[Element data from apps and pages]
*-*-*

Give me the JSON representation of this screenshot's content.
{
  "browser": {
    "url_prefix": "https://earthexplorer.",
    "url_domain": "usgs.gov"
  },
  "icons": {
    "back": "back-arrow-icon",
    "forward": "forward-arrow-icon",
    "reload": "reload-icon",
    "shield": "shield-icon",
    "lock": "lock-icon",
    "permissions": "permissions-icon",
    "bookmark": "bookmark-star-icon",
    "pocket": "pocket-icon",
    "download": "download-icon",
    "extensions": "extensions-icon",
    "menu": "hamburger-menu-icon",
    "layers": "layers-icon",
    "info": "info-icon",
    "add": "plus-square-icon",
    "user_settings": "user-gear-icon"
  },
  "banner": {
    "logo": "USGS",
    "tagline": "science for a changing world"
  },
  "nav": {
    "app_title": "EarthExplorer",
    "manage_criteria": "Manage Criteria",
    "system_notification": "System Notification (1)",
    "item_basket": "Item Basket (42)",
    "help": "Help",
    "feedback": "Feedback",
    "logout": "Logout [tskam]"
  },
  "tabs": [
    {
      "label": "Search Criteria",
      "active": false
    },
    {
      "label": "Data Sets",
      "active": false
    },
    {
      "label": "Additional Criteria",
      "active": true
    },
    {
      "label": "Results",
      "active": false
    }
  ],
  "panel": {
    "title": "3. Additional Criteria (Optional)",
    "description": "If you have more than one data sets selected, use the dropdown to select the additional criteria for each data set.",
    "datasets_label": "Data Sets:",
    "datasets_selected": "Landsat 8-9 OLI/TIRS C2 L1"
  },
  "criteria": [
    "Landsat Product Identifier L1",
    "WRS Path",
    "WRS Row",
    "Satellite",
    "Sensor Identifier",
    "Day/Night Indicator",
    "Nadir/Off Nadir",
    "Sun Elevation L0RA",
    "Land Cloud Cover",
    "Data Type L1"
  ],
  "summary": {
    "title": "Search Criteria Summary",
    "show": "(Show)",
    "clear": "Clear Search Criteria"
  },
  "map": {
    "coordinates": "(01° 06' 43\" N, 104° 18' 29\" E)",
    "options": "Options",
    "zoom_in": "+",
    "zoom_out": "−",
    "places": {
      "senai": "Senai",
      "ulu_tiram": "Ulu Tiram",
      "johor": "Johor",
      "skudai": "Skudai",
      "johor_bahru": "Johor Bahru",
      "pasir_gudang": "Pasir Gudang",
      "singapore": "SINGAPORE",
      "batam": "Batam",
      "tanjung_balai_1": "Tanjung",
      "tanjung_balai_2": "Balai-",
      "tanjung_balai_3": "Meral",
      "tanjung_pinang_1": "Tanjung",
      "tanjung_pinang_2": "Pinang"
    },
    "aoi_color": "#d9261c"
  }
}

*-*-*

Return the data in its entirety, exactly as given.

Give me the JSON representation of this screenshot's content.
{
  "browser": {
    "url_prefix": "https://earthexplorer.",
    "url_domain": "usgs.gov"
  },
  "icons": {
    "back": "back-arrow-icon",
    "forward": "forward-arrow-icon",
    "reload": "reload-icon",
    "shield": "shield-icon",
    "lock": "lock-icon",
    "permissions": "permissions-icon",
    "bookmark": "bookmark-star-icon",
    "pocket": "pocket-icon",
    "download": "download-icon",
    "extensions": "extensions-icon",
    "menu": "hamburger-menu-icon",
    "layers": "layers-icon",
    "info": "info-icon",
    "add": "plus-square-icon",
    "user_settings": "user-gear-icon"
  },
  "banner": {
    "logo": "USGS",
    "tagline": "science for a changing world"
  },
  "nav": {
    "app_title": "EarthExplorer",
    "manage_criteria": "Manage Criteria",
    "system_notification": "System Notification (1)",
    "item_basket": "Item Basket (42)",
    "help": "Help",
    "feedback": "Feedback",
    "logout": "Logout [tskam]"
  },
  "tabs": [
    {
      "label": "Search Criteria",
      "active": false
    },
    {
      "label": "Data Sets",
      "active": false
    },
    {
      "label": "Additional Criteria",
      "active": true
    },
    {
      "label": "Results",
      "active": false
    }
  ],
  "panel": {
    "title": "3. Additional Criteria (Optional)",
    "description": "If you have more than one data sets selected, use the dropdown to select the additional criteria for each data set.",
    "datasets_label": "Data Sets:",
    "datasets_selected": "Landsat 8-9 OLI/TIRS C2 L1"
  },
  "criteria": [
    "Landsat Product Identifier L1",
    "WRS Path",
    "WRS Row",
    "Satellite",
    "Sensor Identifier",
    "Day/Night Indicator",
    "Nadir/Off Nadir",
    "Sun Elevation L0RA",
    "Land Cloud Cover",
    "Data Type L1"
  ],
  "summary": {
    "title": "Search Criteria Summary",
    "show": "(Show)",
    "clear": "Clear Search Criteria"
  },
  "map": {
    "coordinates": "(01° 06' 43\" N, 104° 18' 29\" E)",
    "options": "Options",
    "zoom_in": "+",
    "zoom_out": "−",
    "places": {
      "senai": "Senai",
      "ulu_tiram": "Ulu Tiram",
      "johor": "Johor",
      "skudai": "Skudai",
      "johor_bahru": "Johor Bahru",
      "pasir_gudang": "Pasir Gudang",
      "singapore": "SINGAPORE",
      "batam": "Batam",
      "tanjung_balai_1": "Tanjung",
      "tanjung_balai_2": "Balai-",
      "tanjung_balai_3": "Meral",
      "tanjung_pinang_1": "Tanjung",
      "tanjung_pinang_2": "Pinang"
    },
    "aoi_color": "#d9261c"
  }
}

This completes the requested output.